Edna Mary Anna Jane Shaw was born on 7 June 1891 at Murrumburrah, New South Wales. She undertook nursing training at the Marrickville Cottage Hospital in 1914-1917, and obtained her midwifery certificate from the Royal Hospital for Women, Paddington, in June 1918. She obtained her mothercraft certificate in 1927 from the Tresillian Mothercraft Training School, Petersham, run by the Royal Society for the Welfare of Mothers and Babies.
Edna was appointed acting Matron of Crown Street Women’s Hospital for a month in January 1919, and stayed on as deputy Matron under new Matron Agnes Clarke, taking charge of the district nursing. She also took charge of the new outpatient department in 1924, and the new premature babies ward in 1928. She was appointed Matron of Crown Street in 1936.

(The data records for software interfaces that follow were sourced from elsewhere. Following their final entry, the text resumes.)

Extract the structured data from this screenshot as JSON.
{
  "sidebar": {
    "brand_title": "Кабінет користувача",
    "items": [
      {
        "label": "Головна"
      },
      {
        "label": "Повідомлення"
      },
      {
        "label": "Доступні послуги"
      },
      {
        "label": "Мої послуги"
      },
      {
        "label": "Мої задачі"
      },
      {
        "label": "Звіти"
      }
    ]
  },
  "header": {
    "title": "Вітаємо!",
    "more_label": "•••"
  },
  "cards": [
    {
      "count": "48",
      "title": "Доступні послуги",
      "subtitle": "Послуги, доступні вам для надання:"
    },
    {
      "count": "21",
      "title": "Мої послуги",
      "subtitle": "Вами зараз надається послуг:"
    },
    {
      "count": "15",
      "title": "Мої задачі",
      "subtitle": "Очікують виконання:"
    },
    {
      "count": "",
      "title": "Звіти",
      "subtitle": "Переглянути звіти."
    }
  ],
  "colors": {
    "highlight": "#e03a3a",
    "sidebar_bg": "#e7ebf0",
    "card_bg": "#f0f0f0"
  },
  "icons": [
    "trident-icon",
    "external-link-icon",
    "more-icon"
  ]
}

Matron Shaw was said to visit every mother and baby daily, provide clinical care where needed, instruct the nursing and midwifery staff, inspect the kitchen, laundry and staff quarters, and tend to the running of the hospital such as stoking the furnace, answering the switchboard, cooking, or even scrubbing floors.
Matron Shaw believed in rooming in (keeping mothers and babies together on the ward) and early discharge to home. While she embraced scientific advances to promote safer childbirth, she maintained that love and common sense remained essential.

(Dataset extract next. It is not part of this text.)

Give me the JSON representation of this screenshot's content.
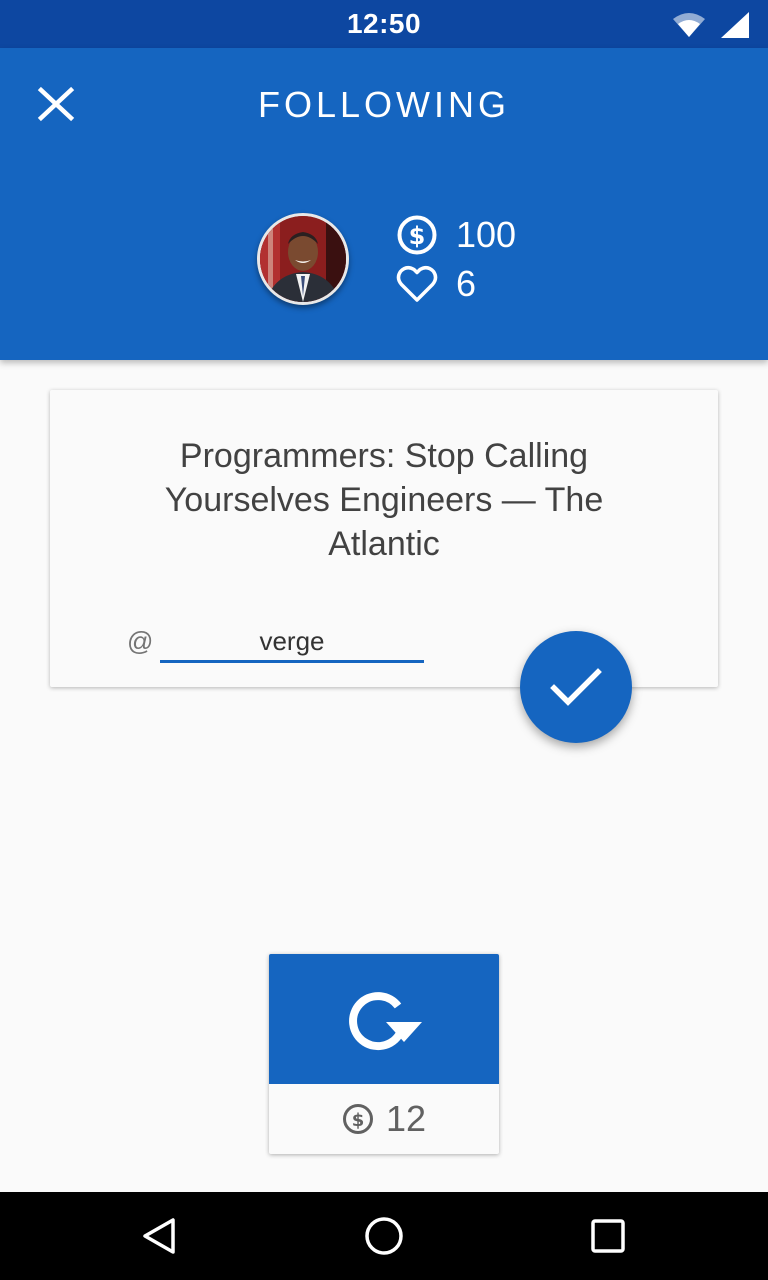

Tall and serene, Matron Shaw had large, sparkling, blue-grey eyes and a warm smile. Known as ‘the mother of 100,000 babies’, she was loved far and wide and was highly respected by her staff. She was appointed O.B.E. in June 1950 and, on retiring on 31 October 1952, was presented with a cheque for £1000, following a public appeal. A new wing of the nurses’ home was named in her honour.

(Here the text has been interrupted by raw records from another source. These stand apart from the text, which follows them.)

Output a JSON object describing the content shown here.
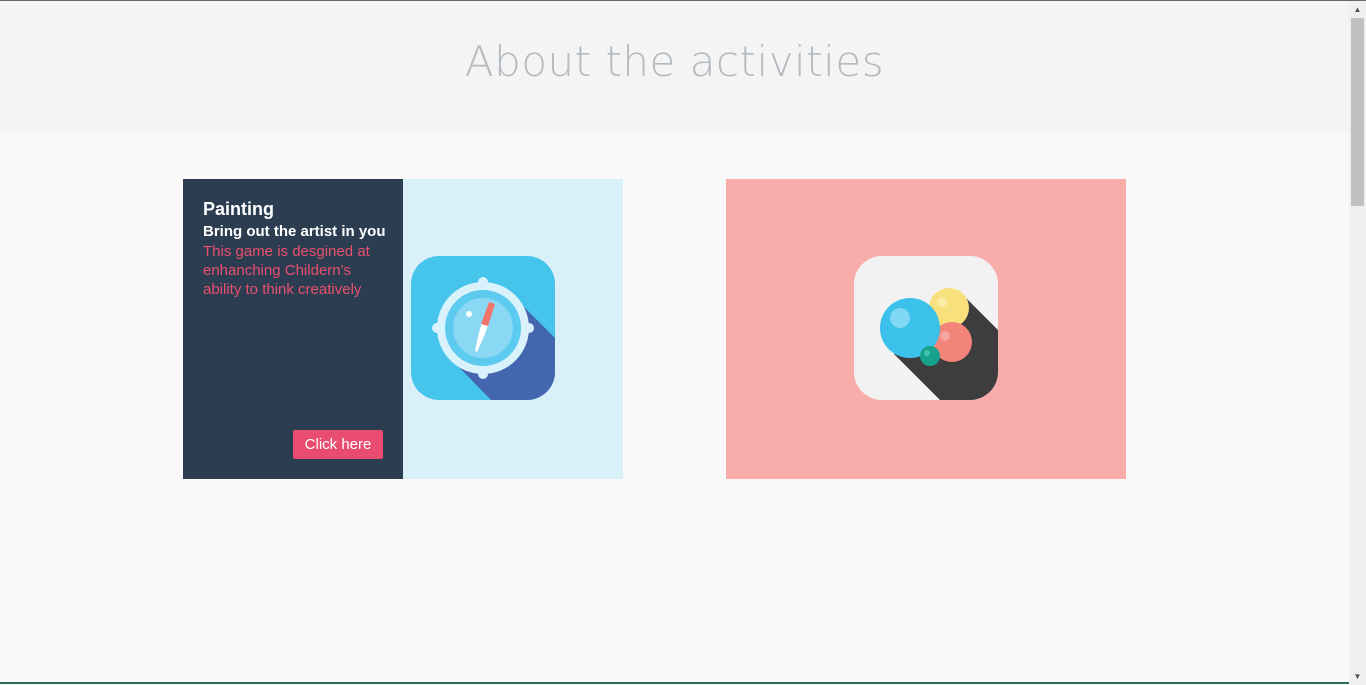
{
  "header": {
    "title": "About the activities"
  },
  "cards": [
    {
      "title": "Painting",
      "subtitle": "Bring out the artist in you",
      "description": "This game is desgined at enhanching Childern's ability to think creatively",
      "button_label": "Click here",
      "icon": "compass-icon",
      "panel_color": "#2d3d51",
      "background_color": "#daf0f8"
    },
    {
      "icon": "bubbles-icon",
      "background_color": "#f8adab"
    }
  ],
  "colors": {
    "accent": "#e84c6e"
  }
}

Edna Shaw died on 25 January 1974 and is buried in Waverley cemetery.
Read more at Australian Dictionary of Biography